• Exercise prompt:
Your task is to output every record exactly as it is given.

• Data for this exercise:
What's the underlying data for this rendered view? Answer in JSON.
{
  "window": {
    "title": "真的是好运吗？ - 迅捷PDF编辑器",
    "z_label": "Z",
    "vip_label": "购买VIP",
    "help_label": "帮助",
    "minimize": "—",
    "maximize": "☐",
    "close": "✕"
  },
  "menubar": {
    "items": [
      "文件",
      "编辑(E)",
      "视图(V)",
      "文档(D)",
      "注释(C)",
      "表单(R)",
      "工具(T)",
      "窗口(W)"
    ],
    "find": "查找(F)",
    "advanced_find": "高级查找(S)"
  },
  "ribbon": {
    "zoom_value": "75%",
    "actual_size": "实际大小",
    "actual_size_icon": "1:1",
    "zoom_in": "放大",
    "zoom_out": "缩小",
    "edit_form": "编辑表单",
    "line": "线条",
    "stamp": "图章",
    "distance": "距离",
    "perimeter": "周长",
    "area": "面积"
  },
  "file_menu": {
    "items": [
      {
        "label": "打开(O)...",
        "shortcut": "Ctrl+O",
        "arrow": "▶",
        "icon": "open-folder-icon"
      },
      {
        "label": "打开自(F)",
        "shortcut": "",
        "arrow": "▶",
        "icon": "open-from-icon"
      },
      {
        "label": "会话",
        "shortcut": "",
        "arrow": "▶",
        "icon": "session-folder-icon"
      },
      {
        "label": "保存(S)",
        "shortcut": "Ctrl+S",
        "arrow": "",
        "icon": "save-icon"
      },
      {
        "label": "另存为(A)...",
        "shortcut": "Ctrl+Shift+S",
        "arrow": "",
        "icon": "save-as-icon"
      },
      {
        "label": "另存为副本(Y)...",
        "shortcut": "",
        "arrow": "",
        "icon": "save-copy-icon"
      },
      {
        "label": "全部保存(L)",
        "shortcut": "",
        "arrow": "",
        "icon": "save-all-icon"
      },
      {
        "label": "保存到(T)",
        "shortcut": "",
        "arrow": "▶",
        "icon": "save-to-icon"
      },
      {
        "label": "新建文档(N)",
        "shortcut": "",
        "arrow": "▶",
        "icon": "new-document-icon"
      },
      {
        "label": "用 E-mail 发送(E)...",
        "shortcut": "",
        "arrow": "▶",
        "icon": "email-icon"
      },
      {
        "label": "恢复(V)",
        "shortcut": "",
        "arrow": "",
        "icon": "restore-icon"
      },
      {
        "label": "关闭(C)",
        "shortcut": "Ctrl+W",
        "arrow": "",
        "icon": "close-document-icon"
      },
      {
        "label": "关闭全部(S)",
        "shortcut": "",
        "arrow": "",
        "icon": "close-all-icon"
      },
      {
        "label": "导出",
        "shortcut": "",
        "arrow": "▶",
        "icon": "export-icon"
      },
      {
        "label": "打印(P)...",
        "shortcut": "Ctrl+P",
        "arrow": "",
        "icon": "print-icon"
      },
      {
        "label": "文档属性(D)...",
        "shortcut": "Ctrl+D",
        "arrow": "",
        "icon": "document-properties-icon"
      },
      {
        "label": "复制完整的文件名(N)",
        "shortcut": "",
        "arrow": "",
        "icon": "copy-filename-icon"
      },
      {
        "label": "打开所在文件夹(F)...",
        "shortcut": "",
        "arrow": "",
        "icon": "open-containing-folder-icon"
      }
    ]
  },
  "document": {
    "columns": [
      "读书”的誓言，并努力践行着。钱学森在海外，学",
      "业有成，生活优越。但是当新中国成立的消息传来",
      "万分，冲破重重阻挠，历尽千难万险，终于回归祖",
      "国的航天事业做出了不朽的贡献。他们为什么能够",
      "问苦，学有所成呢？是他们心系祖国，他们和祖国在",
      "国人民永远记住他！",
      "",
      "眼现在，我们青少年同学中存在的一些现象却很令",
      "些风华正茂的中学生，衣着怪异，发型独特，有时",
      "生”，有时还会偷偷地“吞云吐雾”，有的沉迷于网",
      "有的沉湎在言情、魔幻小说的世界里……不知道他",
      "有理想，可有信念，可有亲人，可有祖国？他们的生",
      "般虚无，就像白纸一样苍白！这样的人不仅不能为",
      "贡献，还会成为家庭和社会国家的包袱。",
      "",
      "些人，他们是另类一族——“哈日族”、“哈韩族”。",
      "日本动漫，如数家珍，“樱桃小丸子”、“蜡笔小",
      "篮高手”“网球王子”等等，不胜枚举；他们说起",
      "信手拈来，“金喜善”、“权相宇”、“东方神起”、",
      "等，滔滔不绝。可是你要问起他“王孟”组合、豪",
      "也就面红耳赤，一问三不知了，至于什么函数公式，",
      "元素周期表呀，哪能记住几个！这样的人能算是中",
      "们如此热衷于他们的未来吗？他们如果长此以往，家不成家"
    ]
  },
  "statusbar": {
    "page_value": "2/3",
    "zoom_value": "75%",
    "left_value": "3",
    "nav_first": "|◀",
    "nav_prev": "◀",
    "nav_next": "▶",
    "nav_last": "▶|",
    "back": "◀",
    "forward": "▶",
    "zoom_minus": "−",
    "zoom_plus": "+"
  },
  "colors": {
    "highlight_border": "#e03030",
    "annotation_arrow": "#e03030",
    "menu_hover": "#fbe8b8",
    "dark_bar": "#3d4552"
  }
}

• Answer below:
What's the underlying data for this rendered view? Answer in JSON.
{
  "window": {
    "title": "真的是好运吗？ - 迅捷PDF编辑器",
    "z_label": "Z",
    "vip_label": "购买VIP",
    "help_label": "帮助",
    "minimize": "—",
    "maximize": "☐",
    "close": "✕"
  },
  "menubar": {
    "items": [
      "文件",
      "编辑(E)",
      "视图(V)",
      "文档(D)",
      "注释(C)",
      "表单(R)",
      "工具(T)",
      "窗口(W)"
    ],
    "find": "查找(F)",
    "advanced_find": "高级查找(S)"
  },
  "ribbon": {
    "zoom_value": "75%",
    "actual_size": "实际大小",
    "actual_size_icon": "1:1",
    "zoom_in": "放大",
    "zoom_out": "缩小",
    "edit_form": "编辑表单",
    "line": "线条",
    "stamp": "图章",
    "distance": "距离",
    "perimeter": "周长",
    "area": "面积"
  },
  "file_menu": {
    "items": [
      {
        "label": "打开(O)...",
        "shortcut": "Ctrl+O",
        "arrow": "▶",
        "icon": "open-folder-icon"
      },
      {
        "label": "打开自(F)",
        "shortcut": "",
        "arrow": "▶",
        "icon": "open-from-icon"
      },
      {
        "label": "会话",
        "shortcut": "",
        "arrow": "▶",
        "icon": "session-folder-icon"
      },
      {
        "label": "保存(S)",
        "shortcut": "Ctrl+S",
        "arrow": "",
        "icon": "save-icon"
      },
      {
        "label": "另存为(A)...",
        "shortcut": "Ctrl+Shift+S",
        "arrow": "",
        "icon": "save-as-icon"
      },
      {
        "label": "另存为副本(Y)...",
        "shortcut": "",
        "arrow": "",
        "icon": "save-copy-icon"
      },
      {
        "label": "全部保存(L)",
        "shortcut": "",
        "arrow": "",
        "icon": "save-all-icon"
      },
      {
        "label": "保存到(T)",
        "shortcut": "",
        "arrow": "▶",
        "icon": "save-to-icon"
      },
      {
        "label": "新建文档(N)",
        "shortcut": "",
        "arrow": "▶",
        "icon": "new-document-icon"
      },
      {
        "label": "用 E-mail 发送(E)...",
        "shortcut": "",
        "arrow": "▶",
        "icon": "email-icon"
      },
      {
        "label": "恢复(V)",
        "shortcut": "",
        "arrow": "",
        "icon": "restore-icon"
      },
      {
        "label": "关闭(C)",
        "shortcut": "Ctrl+W",
        "arrow": "",
        "icon": "close-document-icon"
      },
      {
        "label": "关闭全部(S)",
        "shortcut": "",
        "arrow": "",
        "icon": "close-all-icon"
      },
      {
        "label": "导出",
        "shortcut": "",
        "arrow": "▶",
        "icon": "export-icon"
      },
      {
        "label": "打印(P)...",
        "shortcut": "Ctrl+P",
        "arrow": "",
        "icon": "print-icon"
      },
      {
        "label": "文档属性(D)...",
        "shortcut": "Ctrl+D",
        "arrow": "",
        "icon": "document-properties-icon"
      },
      {
        "label": "复制完整的文件名(N)",
        "shortcut": "",
        "arrow": "",
        "icon": "copy-filename-icon"
      },
      {
        "label": "打开所在文件夹(F)...",
        "shortcut": "",
        "arrow": "",
        "icon": "open-containing-folder-icon"
      }
    ]
  },
  "document": {
    "columns": [
      "读书”的誓言，并努力践行着。钱学森在海外，学",
      "业有成，生活优越。但是当新中国成立的消息传来",
      "万分，冲破重重阻挠，历尽千难万险，终于回归祖",
      "国的航天事业做出了不朽的贡献。他们为什么能够",
      "问苦，学有所成呢？是他们心系祖国，他们和祖国在",
      "国人民永远记住他！",
      "",
      "眼现在，我们青少年同学中存在的一些现象却很令",
      "些风华正茂的中学生，衣着怪异，发型独特，有时",
      "生”，有时还会偷偷地“吞云吐雾”，有的沉迷于网",
      "有的沉湎在言情、魔幻小说的世界里……不知道他",
      "有理想，可有信念，可有亲人，可有祖国？他们的生",
      "般虚无，就像白纸一样苍白！这样的人不仅不能为",
      "贡献，还会成为家庭和社会国家的包袱。",
      "",
      "些人，他们是另类一族——“哈日族”、“哈韩族”。",
      "日本动漫，如数家珍，“樱桃小丸子”、“蜡笔小",
      "篮高手”“网球王子”等等，不胜枚举；他们说起",
      "信手拈来，“金喜善”、“权相宇”、“东方神起”、",
      "等，滔滔不绝。可是你要问起他“王孟”组合、豪",
      "也就面红耳赤，一问三不知了，至于什么函数公式，",
      "元素周期表呀，哪能记住几个！这样的人能算是中",
      "们如此热衷于他们的未来吗？他们如果长此以往，家不成家"
    ]
  },
  "statusbar": {
    "page_value": "2/3",
    "zoom_value": "75%",
    "left_value": "3",
    "nav_first": "|◀",
    "nav_prev": "◀",
    "nav_next": "▶",
    "nav_last": "▶|",
    "back": "◀",
    "forward": "▶",
    "zoom_minus": "−",
    "zoom_plus": "+"
  },
  "colors": {
    "highlight_border": "#e03030",
    "annotation_arrow": "#e03030",
    "menu_hover": "#fbe8b8",
    "dark_bar": "#3d4552"
  }
}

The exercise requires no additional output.